Work instructions -> Set down each of the records below exactly as it reads. No pictures go into the copy.
(Material for the task)
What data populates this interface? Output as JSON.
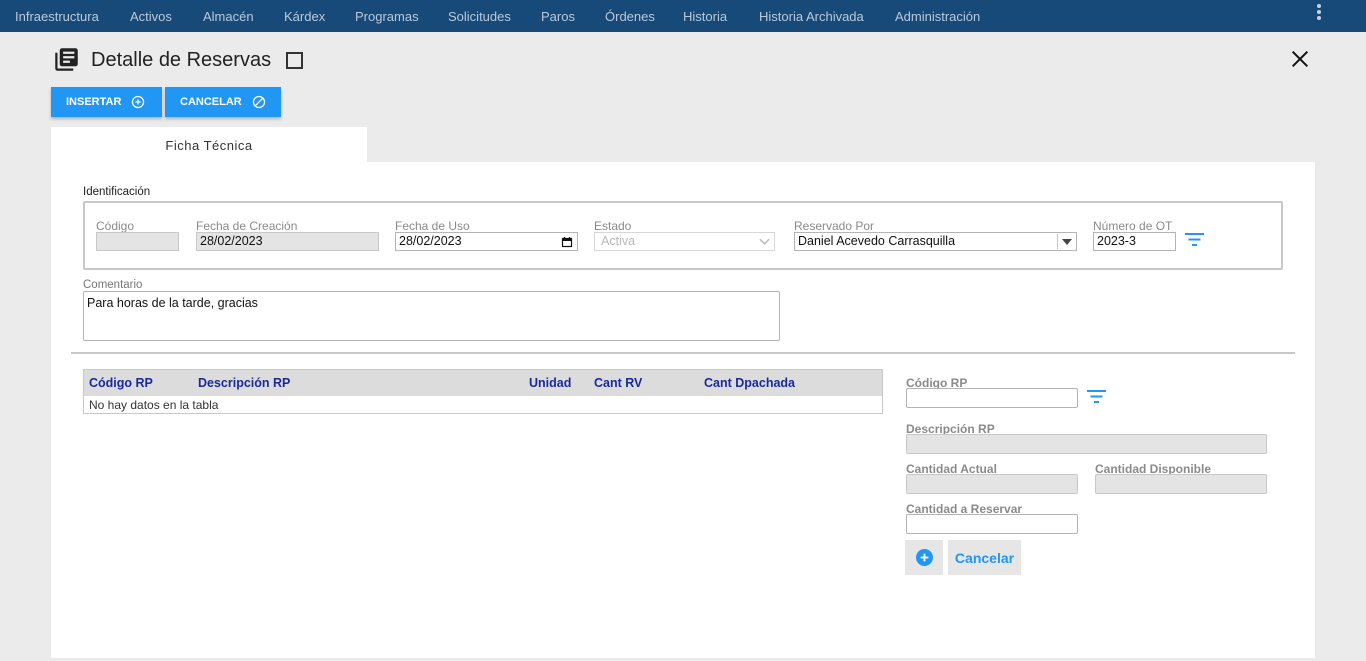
{
  "nav": {
    "items": [
      {
        "label": "Infraestructura"
      },
      {
        "label": "Activos"
      },
      {
        "label": "Almacén"
      },
      {
        "label": "Kárdex"
      },
      {
        "label": "Programas"
      },
      {
        "label": "Solicitudes"
      },
      {
        "label": "Paros"
      },
      {
        "label": "Órdenes"
      },
      {
        "label": "Historia"
      },
      {
        "label": "Historia Archivada"
      },
      {
        "label": "Administración"
      }
    ],
    "menu_icon": "more-vert-icon"
  },
  "header": {
    "title": "Detalle de Reservas",
    "icon": "library-books-icon",
    "close_icon": "close-icon"
  },
  "toolbar": {
    "insert_label": "INSERTAR",
    "insert_icon": "add-circle-icon",
    "cancel_label": "CANCELAR",
    "cancel_icon": "block-icon"
  },
  "tabs": [
    {
      "label": "Ficha Técnica",
      "active": true
    }
  ],
  "identificacion": {
    "label": "Identificación",
    "codigo": {
      "label": "Código",
      "value": ""
    },
    "fecha_creacion": {
      "label": "Fecha de Creación",
      "value": "28/02/2023"
    },
    "fecha_uso": {
      "label": "Fecha de Uso",
      "value": "28/02/2023"
    },
    "estado": {
      "label": "Estado",
      "value": "Activa"
    },
    "reservado_por": {
      "label": "Reservado Por",
      "value": "Daniel Acevedo Carrasquilla"
    },
    "numero_ot": {
      "label": "Número de OT",
      "value": "2023-3"
    }
  },
  "comentario": {
    "label": "Comentario",
    "value": "Para horas de la tarde, gracias"
  },
  "table": {
    "columns": [
      "Código RP",
      "Descripción RP",
      "Unidad",
      "Cant RV",
      "Cant Dpachada"
    ],
    "rows": [],
    "empty_text": "No hay datos en la tabla"
  },
  "detail_form": {
    "codigo_rp": {
      "label": "Código RP",
      "value": ""
    },
    "descripcion_rp": {
      "label": "Descripción RP",
      "value": ""
    },
    "cantidad_actual": {
      "label": "Cantidad Actual",
      "value": ""
    },
    "cantidad_disponible": {
      "label": "Cantidad Disponible",
      "value": ""
    },
    "cantidad_reservar": {
      "label": "Cantidad a Reservar",
      "value": ""
    },
    "add_icon": "add-circle-icon",
    "cancel_label": "Cancelar"
  },
  "colors": {
    "nav_bg": "#174a78",
    "accent": "#2196f3",
    "table_header_text": "#1a2a9a"
  }
}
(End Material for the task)
Exercise result ->
What data populates this interface? Output as JSON.
{
  "nav": {
    "items": [
      {
        "label": "Infraestructura"
      },
      {
        "label": "Activos"
      },
      {
        "label": "Almacén"
      },
      {
        "label": "Kárdex"
      },
      {
        "label": "Programas"
      },
      {
        "label": "Solicitudes"
      },
      {
        "label": "Paros"
      },
      {
        "label": "Órdenes"
      },
      {
        "label": "Historia"
      },
      {
        "label": "Historia Archivada"
      },
      {
        "label": "Administración"
      }
    ],
    "menu_icon": "more-vert-icon"
  },
  "header": {
    "title": "Detalle de Reservas",
    "icon": "library-books-icon",
    "close_icon": "close-icon"
  },
  "toolbar": {
    "insert_label": "INSERTAR",
    "insert_icon": "add-circle-icon",
    "cancel_label": "CANCELAR",
    "cancel_icon": "block-icon"
  },
  "tabs": [
    {
      "label": "Ficha Técnica",
      "active": true
    }
  ],
  "identificacion": {
    "label": "Identificación",
    "codigo": {
      "label": "Código",
      "value": ""
    },
    "fecha_creacion": {
      "label": "Fecha de Creación",
      "value": "28/02/2023"
    },
    "fecha_uso": {
      "label": "Fecha de Uso",
      "value": "28/02/2023"
    },
    "estado": {
      "label": "Estado",
      "value": "Activa"
    },
    "reservado_por": {
      "label": "Reservado Por",
      "value": "Daniel Acevedo Carrasquilla"
    },
    "numero_ot": {
      "label": "Número de OT",
      "value": "2023-3"
    }
  },
  "comentario": {
    "label": "Comentario",
    "value": "Para horas de la tarde, gracias"
  },
  "table": {
    "columns": [
      "Código RP",
      "Descripción RP",
      "Unidad",
      "Cant RV",
      "Cant Dpachada"
    ],
    "rows": [],
    "empty_text": "No hay datos en la tabla"
  },
  "detail_form": {
    "codigo_rp": {
      "label": "Código RP",
      "value": ""
    },
    "descripcion_rp": {
      "label": "Descripción RP",
      "value": ""
    },
    "cantidad_actual": {
      "label": "Cantidad Actual",
      "value": ""
    },
    "cantidad_disponible": {
      "label": "Cantidad Disponible",
      "value": ""
    },
    "cantidad_reservar": {
      "label": "Cantidad a Reservar",
      "value": ""
    },
    "add_icon": "add-circle-icon",
    "cancel_label": "Cancelar"
  },
  "colors": {
    "nav_bg": "#174a78",
    "accent": "#2196f3",
    "table_header_text": "#1a2a9a"
  }
}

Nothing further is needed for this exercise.